● **YOUR ASSIGNMENT**
Write the records out exactly as shown. No pictures.

● **PROVIDED RECORDS**
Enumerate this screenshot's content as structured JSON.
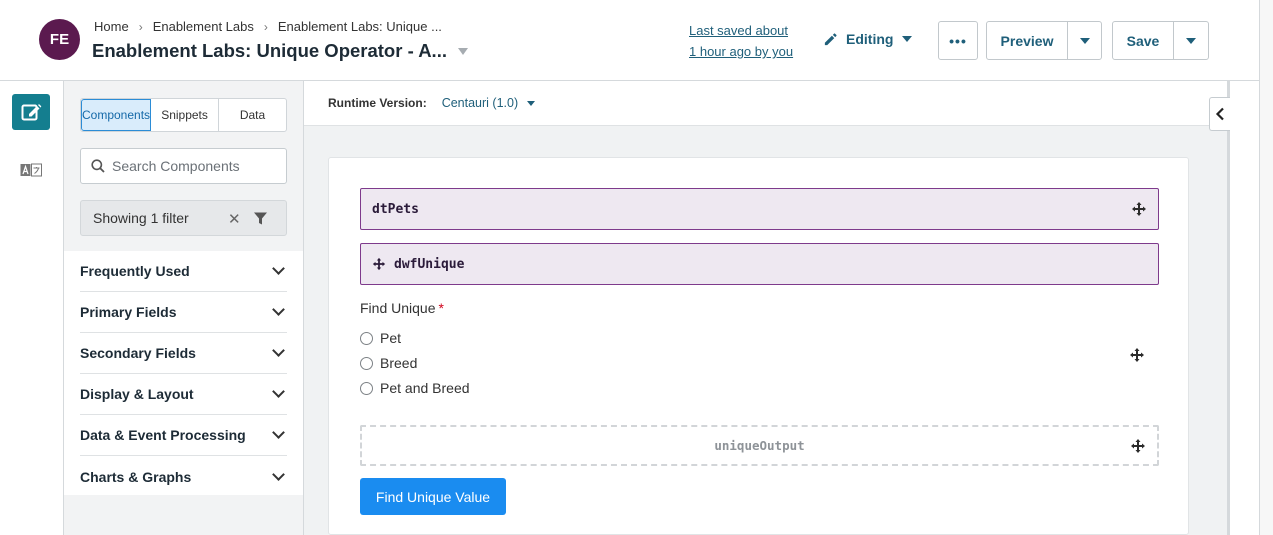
{
  "header": {
    "avatar_initials": "FE",
    "breadcrumb": [
      "Home",
      "Enablement Labs",
      "Enablement Labs: Unique ..."
    ],
    "title": "Enablement Labs: Unique Operator - A...",
    "last_saved_line1": "Last saved about",
    "last_saved_line2": "1 hour ago by you",
    "mode_label": "Editing",
    "more_label": "•••",
    "preview_label": "Preview",
    "save_label": "Save"
  },
  "sidebar": {
    "tabs": [
      {
        "label": "Components",
        "active": true
      },
      {
        "label": "Snippets",
        "active": false
      },
      {
        "label": "Data",
        "active": false
      }
    ],
    "search_placeholder": "Search Components",
    "filter_text": "Showing 1 filter",
    "categories": [
      "Frequently Used",
      "Primary Fields",
      "Secondary Fields",
      "Display & Layout",
      "Data & Event Processing",
      "Charts & Graphs"
    ]
  },
  "main": {
    "runtime_label": "Runtime Version:",
    "runtime_value": "Centauri (1.0)",
    "components": {
      "data_table": "dtPets",
      "workflow": "dwfUnique",
      "field_label": "Find Unique",
      "required_marker": "*",
      "radio_options": [
        "Pet",
        "Breed",
        "Pet and Breed"
      ],
      "output": "uniqueOutput",
      "button_label": "Find Unique Value"
    }
  },
  "colors": {
    "brand_teal": "#147e8f",
    "avatar": "#5b1a4f",
    "primary_button": "#1a8cf0",
    "component_border": "#7e3a8c",
    "required": "#d0021b"
  }
}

● **OUTPUT FOR THIS TASK**
Enumerate this screenshot's content as structured JSON.
{
  "header": {
    "avatar_initials": "FE",
    "breadcrumb": [
      "Home",
      "Enablement Labs",
      "Enablement Labs: Unique ..."
    ],
    "title": "Enablement Labs: Unique Operator - A...",
    "last_saved_line1": "Last saved about",
    "last_saved_line2": "1 hour ago by you",
    "mode_label": "Editing",
    "more_label": "•••",
    "preview_label": "Preview",
    "save_label": "Save"
  },
  "sidebar": {
    "tabs": [
      {
        "label": "Components",
        "active": true
      },
      {
        "label": "Snippets",
        "active": false
      },
      {
        "label": "Data",
        "active": false
      }
    ],
    "search_placeholder": "Search Components",
    "filter_text": "Showing 1 filter",
    "categories": [
      "Frequently Used",
      "Primary Fields",
      "Secondary Fields",
      "Display & Layout",
      "Data & Event Processing",
      "Charts & Graphs"
    ]
  },
  "main": {
    "runtime_label": "Runtime Version:",
    "runtime_value": "Centauri (1.0)",
    "components": {
      "data_table": "dtPets",
      "workflow": "dwfUnique",
      "field_label": "Find Unique",
      "required_marker": "*",
      "radio_options": [
        "Pet",
        "Breed",
        "Pet and Breed"
      ],
      "output": "uniqueOutput",
      "button_label": "Find Unique Value"
    }
  },
  "colors": {
    "brand_teal": "#147e8f",
    "avatar": "#5b1a4f",
    "primary_button": "#1a8cf0",
    "component_border": "#7e3a8c",
    "required": "#d0021b"
  }
}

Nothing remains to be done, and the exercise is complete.